[Component data from apps and pages]
▶
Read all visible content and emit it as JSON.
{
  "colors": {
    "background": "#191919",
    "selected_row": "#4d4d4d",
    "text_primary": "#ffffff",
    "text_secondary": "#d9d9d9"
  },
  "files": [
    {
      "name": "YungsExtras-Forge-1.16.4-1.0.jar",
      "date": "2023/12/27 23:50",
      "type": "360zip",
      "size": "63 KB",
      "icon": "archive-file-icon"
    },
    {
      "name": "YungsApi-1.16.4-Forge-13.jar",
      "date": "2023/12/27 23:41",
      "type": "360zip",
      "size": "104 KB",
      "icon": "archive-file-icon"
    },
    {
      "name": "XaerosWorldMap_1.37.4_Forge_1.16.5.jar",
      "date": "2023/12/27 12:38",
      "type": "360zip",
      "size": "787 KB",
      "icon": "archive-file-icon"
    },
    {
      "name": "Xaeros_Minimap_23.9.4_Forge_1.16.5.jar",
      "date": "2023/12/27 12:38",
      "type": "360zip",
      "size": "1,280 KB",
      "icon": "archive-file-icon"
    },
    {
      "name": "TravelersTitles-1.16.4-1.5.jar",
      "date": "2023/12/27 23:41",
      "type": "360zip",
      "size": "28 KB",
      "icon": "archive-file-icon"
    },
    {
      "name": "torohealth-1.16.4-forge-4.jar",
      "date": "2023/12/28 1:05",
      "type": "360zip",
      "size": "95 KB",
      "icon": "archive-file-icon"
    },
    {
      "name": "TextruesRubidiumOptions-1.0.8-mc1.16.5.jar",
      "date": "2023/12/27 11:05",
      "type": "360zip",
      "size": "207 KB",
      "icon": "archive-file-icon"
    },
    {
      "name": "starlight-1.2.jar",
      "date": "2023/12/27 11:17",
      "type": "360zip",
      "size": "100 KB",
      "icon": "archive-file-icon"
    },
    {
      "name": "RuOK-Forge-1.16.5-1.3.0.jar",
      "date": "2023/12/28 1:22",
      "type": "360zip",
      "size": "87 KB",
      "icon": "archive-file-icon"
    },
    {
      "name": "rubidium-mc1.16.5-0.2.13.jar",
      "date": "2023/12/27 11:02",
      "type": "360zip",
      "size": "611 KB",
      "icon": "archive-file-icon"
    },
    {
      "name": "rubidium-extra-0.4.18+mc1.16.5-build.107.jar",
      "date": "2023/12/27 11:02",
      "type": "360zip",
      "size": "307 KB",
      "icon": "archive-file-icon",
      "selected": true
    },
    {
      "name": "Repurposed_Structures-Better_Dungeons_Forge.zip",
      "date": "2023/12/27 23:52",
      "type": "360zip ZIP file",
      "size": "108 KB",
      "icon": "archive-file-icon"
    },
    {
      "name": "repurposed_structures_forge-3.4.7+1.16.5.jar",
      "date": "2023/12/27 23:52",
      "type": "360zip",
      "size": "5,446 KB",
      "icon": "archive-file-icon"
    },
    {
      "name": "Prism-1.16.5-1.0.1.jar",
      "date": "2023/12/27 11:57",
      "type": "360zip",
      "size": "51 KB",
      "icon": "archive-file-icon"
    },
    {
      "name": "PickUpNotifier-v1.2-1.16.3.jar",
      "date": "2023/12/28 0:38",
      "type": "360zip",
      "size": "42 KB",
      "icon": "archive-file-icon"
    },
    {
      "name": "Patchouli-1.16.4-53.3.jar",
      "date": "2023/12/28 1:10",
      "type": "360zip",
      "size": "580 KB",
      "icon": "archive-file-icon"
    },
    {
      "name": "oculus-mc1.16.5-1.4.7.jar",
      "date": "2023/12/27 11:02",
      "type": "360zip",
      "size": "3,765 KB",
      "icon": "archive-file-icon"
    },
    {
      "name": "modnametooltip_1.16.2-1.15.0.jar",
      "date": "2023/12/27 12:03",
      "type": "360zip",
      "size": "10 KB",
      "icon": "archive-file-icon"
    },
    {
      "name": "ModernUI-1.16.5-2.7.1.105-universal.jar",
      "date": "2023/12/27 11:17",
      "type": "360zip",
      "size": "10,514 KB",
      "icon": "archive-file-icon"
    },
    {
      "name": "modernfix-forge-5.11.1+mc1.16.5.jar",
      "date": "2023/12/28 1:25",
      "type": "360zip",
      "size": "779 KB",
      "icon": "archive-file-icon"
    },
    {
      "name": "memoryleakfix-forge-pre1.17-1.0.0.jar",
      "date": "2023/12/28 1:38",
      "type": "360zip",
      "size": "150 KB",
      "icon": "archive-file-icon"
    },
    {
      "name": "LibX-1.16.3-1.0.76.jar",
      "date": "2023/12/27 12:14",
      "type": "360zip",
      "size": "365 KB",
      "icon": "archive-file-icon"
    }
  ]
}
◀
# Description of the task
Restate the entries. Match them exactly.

# Task result
Read all visible content and emit it as JSON.
{
  "colors": {
    "background": "#191919",
    "selected_row": "#4d4d4d",
    "text_primary": "#ffffff",
    "text_secondary": "#d9d9d9"
  },
  "files": [
    {
      "name": "YungsExtras-Forge-1.16.4-1.0.jar",
      "date": "2023/12/27 23:50",
      "type": "360zip",
      "size": "63 KB",
      "icon": "archive-file-icon"
    },
    {
      "name": "YungsApi-1.16.4-Forge-13.jar",
      "date": "2023/12/27 23:41",
      "type": "360zip",
      "size": "104 KB",
      "icon": "archive-file-icon"
    },
    {
      "name": "XaerosWorldMap_1.37.4_Forge_1.16.5.jar",
      "date": "2023/12/27 12:38",
      "type": "360zip",
      "size": "787 KB",
      "icon": "archive-file-icon"
    },
    {
      "name": "Xaeros_Minimap_23.9.4_Forge_1.16.5.jar",
      "date": "2023/12/27 12:38",
      "type": "360zip",
      "size": "1,280 KB",
      "icon": "archive-file-icon"
    },
    {
      "name": "TravelersTitles-1.16.4-1.5.jar",
      "date": "2023/12/27 23:41",
      "type": "360zip",
      "size": "28 KB",
      "icon": "archive-file-icon"
    },
    {
      "name": "torohealth-1.16.4-forge-4.jar",
      "date": "2023/12/28 1:05",
      "type": "360zip",
      "size": "95 KB",
      "icon": "archive-file-icon"
    },
    {
      "name": "TextruesRubidiumOptions-1.0.8-mc1.16.5.jar",
      "date": "2023/12/27 11:05",
      "type": "360zip",
      "size": "207 KB",
      "icon": "archive-file-icon"
    },
    {
      "name": "starlight-1.2.jar",
      "date": "2023/12/27 11:17",
      "type": "360zip",
      "size": "100 KB",
      "icon": "archive-file-icon"
    },
    {
      "name": "RuOK-Forge-1.16.5-1.3.0.jar",
      "date": "2023/12/28 1:22",
      "type": "360zip",
      "size": "87 KB",
      "icon": "archive-file-icon"
    },
    {
      "name": "rubidium-mc1.16.5-0.2.13.jar",
      "date": "2023/12/27 11:02",
      "type": "360zip",
      "size": "611 KB",
      "icon": "archive-file-icon"
    },
    {
      "name": "rubidium-extra-0.4.18+mc1.16.5-build.107.jar",
      "date": "2023/12/27 11:02",
      "type": "360zip",
      "size": "307 KB",
      "icon": "archive-file-icon",
      "selected": true
    },
    {
      "name": "Repurposed_Structures-Better_Dungeons_Forge.zip",
      "date": "2023/12/27 23:52",
      "type": "360zip ZIP file",
      "size": "108 KB",
      "icon": "archive-file-icon"
    },
    {
      "name": "repurposed_structures_forge-3.4.7+1.16.5.jar",
      "date": "2023/12/27 23:52",
      "type": "360zip",
      "size": "5,446 KB",
      "icon": "archive-file-icon"
    },
    {
      "name": "Prism-1.16.5-1.0.1.jar",
      "date": "2023/12/27 11:57",
      "type": "360zip",
      "size": "51 KB",
      "icon": "archive-file-icon"
    },
    {
      "name": "PickUpNotifier-v1.2-1.16.3.jar",
      "date": "2023/12/28 0:38",
      "type": "360zip",
      "size": "42 KB",
      "icon": "archive-file-icon"
    },
    {
      "name": "Patchouli-1.16.4-53.3.jar",
      "date": "2023/12/28 1:10",
      "type": "360zip",
      "size": "580 KB",
      "icon": "archive-file-icon"
    },
    {
      "name": "oculus-mc1.16.5-1.4.7.jar",
      "date": "2023/12/27 11:02",
      "type": "360zip",
      "size": "3,765 KB",
      "icon": "archive-file-icon"
    },
    {
      "name": "modnametooltip_1.16.2-1.15.0.jar",
      "date": "2023/12/27 12:03",
      "type": "360zip",
      "size": "10 KB",
      "icon": "archive-file-icon"
    },
    {
      "name": "ModernUI-1.16.5-2.7.1.105-universal.jar",
      "date": "2023/12/27 11:17",
      "type": "360zip",
      "size": "10,514 KB",
      "icon": "archive-file-icon"
    },
    {
      "name": "modernfix-forge-5.11.1+mc1.16.5.jar",
      "date": "2023/12/28 1:25",
      "type": "360zip",
      "size": "779 KB",
      "icon": "archive-file-icon"
    },
    {
      "name": "memoryleakfix-forge-pre1.17-1.0.0.jar",
      "date": "2023/12/28 1:38",
      "type": "360zip",
      "size": "150 KB",
      "icon": "archive-file-icon"
    },
    {
      "name": "LibX-1.16.3-1.0.76.jar",
      "date": "2023/12/27 12:14",
      "type": "360zip",
      "size": "365 KB",
      "icon": "archive-file-icon"
    }
  ]
}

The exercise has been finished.